Name: Whitney Walker
Lives In: Auburn, Alabama
Favorite Ice Cream Flavor: Butter Pecan
“Vet school is really hard but I like it, it’s interesting. Apparently, though, vets have a higher rate of suicide than any other profession. It’s Wellness Week here so they were handing out suicide prevention stickers today, and an email they sent said that one in six veterinarians will consider suicide. That’s nuts. An article popped up in my Facebook feed, I don’t know how credible it was, but it was talking about how when an animal comes in that’s really sick or can’t be cured and you can’t make it better, you euthanize it, you go ahead and put it out of its misery, and the article said that vets might associate that with their own life when they have a problem that they feel like they can’t fix. If I were an animal, this is how I would fix it. The article also attributed it to the stress. People don’t take the time out of their day to call someone and tell them they did a good job. People just don’t do that. They only call to complain, so if you’re taking care of someone’s animal that means the world to them and it didn’t go the way they wanted it to, that can be stressful. I luckily haven’t had to do it yet; it will definitely be the hardest part of the job.
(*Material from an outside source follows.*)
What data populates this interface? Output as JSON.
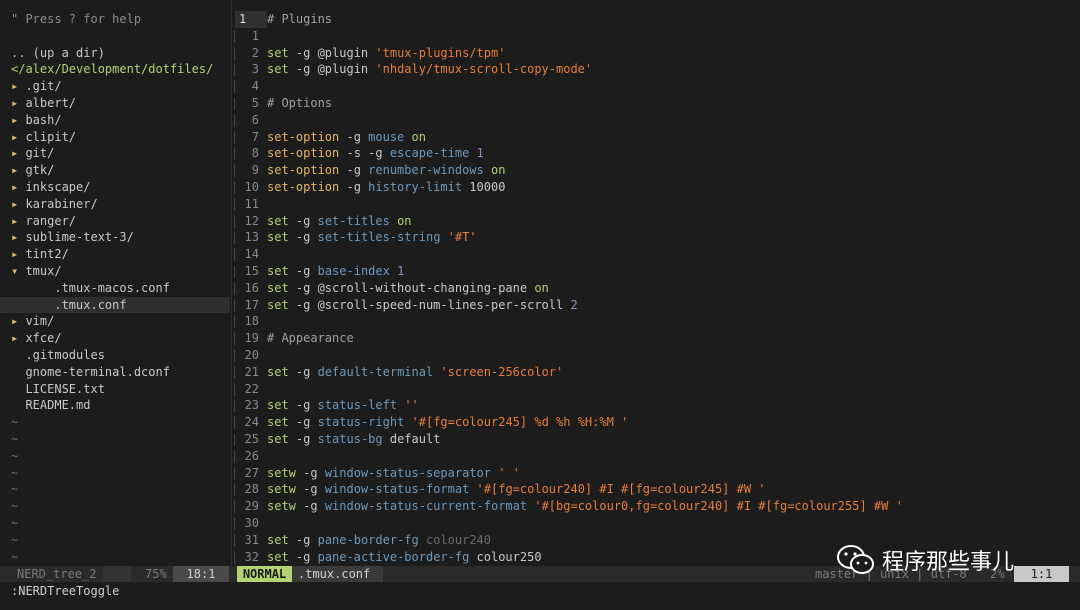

The work I did in South Africa was kind of boring, to be honest. It was interesting to me because I got to do it in Africa, but the whole point of it was that trees were dying off and not coming back. I did preliminary research to see if it was worth investing more. Elephants can knock a tree down pretty easily, and they also smack their trunks against the trees and rip the bark off. If there’s a circle of missing bark, the tree will die. So, we set these traps to catch rodents to get an idea of what types of rodents were there and what densities, then we put them in enclosures to give them seeds and see if they would eat them because people were saying that rodents were eating the seeds and preventing new trees from growing. We mainly caught mice, rat and squirrels. It’s funny, when you think of Africa, people want to research lions, buffalo, rhino, not really the rodents. But what we found with the seed trials is that they do eat some of the seeds, so you can’t definitively say that they are eating enough seeds and that’s why the trees aren’t growing, but really it’s like, we did the research, they eat the seeds, it’s worth looking more into. It was really cool to be there. The first two weeks were not research, I was there on a study abroad course. We went around with a game capture specialist and caught buffalo, giraffe, we moved animals that’d been sold, it was really cool. Sometimes they relocate rhino, too, since they’re heavily poached. So, the first two weeks we were actually staying in tents. Sometimes you could hear animals walking around or a lion roaring way off in the distance. It was cool, but the scary part was if you had to go to the bathroom at night. But when I did the research, I stayed in a house. It was pretty cool to see everything and how they do it all.
Ideally, I would like to work in some type of wildlife rehab place or a zoo. At Auburn, experience with that is pretty limited – we don’t have a huge wildlife program, you have to get it in bits and pieces and then apply for internships and stuff like that. In one of my classes, we work hands on, one week we alternate and work with dogs and then the next week with cows. I was actually surprised by how much I liked working with the cow. It’s easier because whenever you’re working with cows, they’ve usually been brought up to a barn with their head in these metal bars so they can’t walk away from you. It’s more relaxing out in a barn, less stressful. With dogs, you can get an aggressive dog who tries to bite you, bite your techs, you sometimes have to muzzle it or even sedate it, so that can be dramatic. Cows can get stressed out, too, but it was easier. I liked it, but I wouldn’t want to just work with cows… It can be pretty hard to get into zoo medicine, so my back up is to work in a regular small animal clinic. I would want to get board certified in exotics so that I could work with birds, small animals like chinchillas; really anything other than a dog or a cat can be considered exotic. I mean, you don’t have to be board certified to see a rabbit, but if someone brought in a sick squirrel or something, that would be fun. So, we’ll see where it goes!”